Dr. Elaina George — What the King v Burwell Decision Means for Doctors and Patients
The conservative physician breaks down the King v Burwell decision and its implications for doctors and their patients.
"While reading the Supreme Court’s decision on King vs. Burwell, I realized that I was not surprised by the ruling. It fits the pattern that has developed over the last several years. The letter of the law has not applied to The Affordable Care Act, this was true when it was upheld as a tax instead of an abrogation of the Commerce clause, and now the ruling has massaged the meaning of subsidies that apply to state run exchanges to apply to everyone.
The other thing that has not changed is the fact that patients will continue to find access limited by rising out of pocket expenses in the form of rising deductibles, co-insurance and premiums that are expected to continue to increase further. We can continue to look forward to patients using emergency rooms as primary care centers because they can’t afford to see a physician and independent physicians closing their practices or becoming hospital employees further exacerbating the doctor shortage. The ruling does nothing to change the reality that having health insurance in the age of Obamacare does not equal access to quality healthcare.
Finally, the winners have been rewarded. When the stock value of health related companies such as corporate hospitals rise on the news of the decision, doctors and patients should take pause. The insurance companies and hospitals have clearly figured out that business as usual can continue. In fact, it will become business as usual on steroids. Insurance companies will be empowered to further limit their physician panels, they will continue to decrease the medications that they will cover, they will continue to decrease what they cover as medically unnecessary and experimental to limit access to physician directed care while they increase their premiums increasing their profits in the bargain.
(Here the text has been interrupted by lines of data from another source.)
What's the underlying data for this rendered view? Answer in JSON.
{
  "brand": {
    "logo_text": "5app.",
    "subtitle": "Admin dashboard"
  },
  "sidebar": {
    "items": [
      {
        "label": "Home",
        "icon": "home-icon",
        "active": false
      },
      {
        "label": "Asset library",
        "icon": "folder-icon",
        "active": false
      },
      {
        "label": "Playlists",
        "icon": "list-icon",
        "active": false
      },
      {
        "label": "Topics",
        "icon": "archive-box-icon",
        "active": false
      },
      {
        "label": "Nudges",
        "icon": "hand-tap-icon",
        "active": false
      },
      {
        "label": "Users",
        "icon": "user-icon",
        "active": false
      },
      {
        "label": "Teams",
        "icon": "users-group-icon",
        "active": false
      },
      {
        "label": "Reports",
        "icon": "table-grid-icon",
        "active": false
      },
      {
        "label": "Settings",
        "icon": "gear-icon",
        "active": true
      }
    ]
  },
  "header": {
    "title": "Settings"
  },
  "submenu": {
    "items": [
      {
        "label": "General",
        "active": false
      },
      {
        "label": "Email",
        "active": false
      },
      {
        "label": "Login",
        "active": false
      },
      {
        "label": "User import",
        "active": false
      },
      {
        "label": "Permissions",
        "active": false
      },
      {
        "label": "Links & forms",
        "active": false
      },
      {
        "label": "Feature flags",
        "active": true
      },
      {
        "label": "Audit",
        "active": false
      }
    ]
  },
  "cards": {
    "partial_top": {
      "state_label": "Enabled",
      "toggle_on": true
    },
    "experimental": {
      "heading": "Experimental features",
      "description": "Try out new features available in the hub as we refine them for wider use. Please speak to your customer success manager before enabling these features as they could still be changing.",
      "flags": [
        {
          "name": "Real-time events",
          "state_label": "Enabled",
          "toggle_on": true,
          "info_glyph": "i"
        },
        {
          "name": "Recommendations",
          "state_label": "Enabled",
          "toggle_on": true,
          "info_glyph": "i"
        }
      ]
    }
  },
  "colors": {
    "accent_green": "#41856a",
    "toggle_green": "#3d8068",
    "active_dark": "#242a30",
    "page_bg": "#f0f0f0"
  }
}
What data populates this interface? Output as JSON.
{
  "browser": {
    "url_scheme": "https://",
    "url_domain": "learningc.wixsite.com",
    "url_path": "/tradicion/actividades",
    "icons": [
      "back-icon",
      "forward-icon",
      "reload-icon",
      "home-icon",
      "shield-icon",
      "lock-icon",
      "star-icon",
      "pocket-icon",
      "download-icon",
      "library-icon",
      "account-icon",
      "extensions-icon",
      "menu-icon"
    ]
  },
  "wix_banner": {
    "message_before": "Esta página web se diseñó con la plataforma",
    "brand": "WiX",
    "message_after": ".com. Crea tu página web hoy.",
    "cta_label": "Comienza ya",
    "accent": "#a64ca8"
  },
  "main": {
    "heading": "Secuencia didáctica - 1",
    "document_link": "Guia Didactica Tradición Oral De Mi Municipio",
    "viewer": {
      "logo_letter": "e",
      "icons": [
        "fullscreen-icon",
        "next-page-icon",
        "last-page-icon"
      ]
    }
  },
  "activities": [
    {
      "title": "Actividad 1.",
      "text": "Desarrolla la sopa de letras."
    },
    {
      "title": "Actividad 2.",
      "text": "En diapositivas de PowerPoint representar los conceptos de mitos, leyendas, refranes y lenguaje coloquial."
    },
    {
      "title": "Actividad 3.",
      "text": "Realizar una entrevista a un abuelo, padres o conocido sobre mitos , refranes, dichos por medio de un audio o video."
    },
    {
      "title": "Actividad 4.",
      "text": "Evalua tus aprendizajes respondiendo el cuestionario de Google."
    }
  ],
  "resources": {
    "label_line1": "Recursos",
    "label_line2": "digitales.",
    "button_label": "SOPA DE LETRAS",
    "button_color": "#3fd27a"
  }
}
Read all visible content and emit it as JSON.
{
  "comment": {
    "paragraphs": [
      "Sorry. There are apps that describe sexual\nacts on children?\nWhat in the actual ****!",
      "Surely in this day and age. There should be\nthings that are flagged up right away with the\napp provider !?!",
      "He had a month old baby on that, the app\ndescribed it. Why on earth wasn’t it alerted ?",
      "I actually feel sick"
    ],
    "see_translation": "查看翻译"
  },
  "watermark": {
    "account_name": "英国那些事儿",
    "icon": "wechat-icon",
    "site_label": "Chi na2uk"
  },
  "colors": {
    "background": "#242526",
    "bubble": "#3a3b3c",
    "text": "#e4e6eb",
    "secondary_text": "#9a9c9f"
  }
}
Hospitals will continue to get larger taking over the market and setting prices without pressure from honest competition from independent physicians, ambulatory surgery centers, labs and radiology centers that would encourage cost control.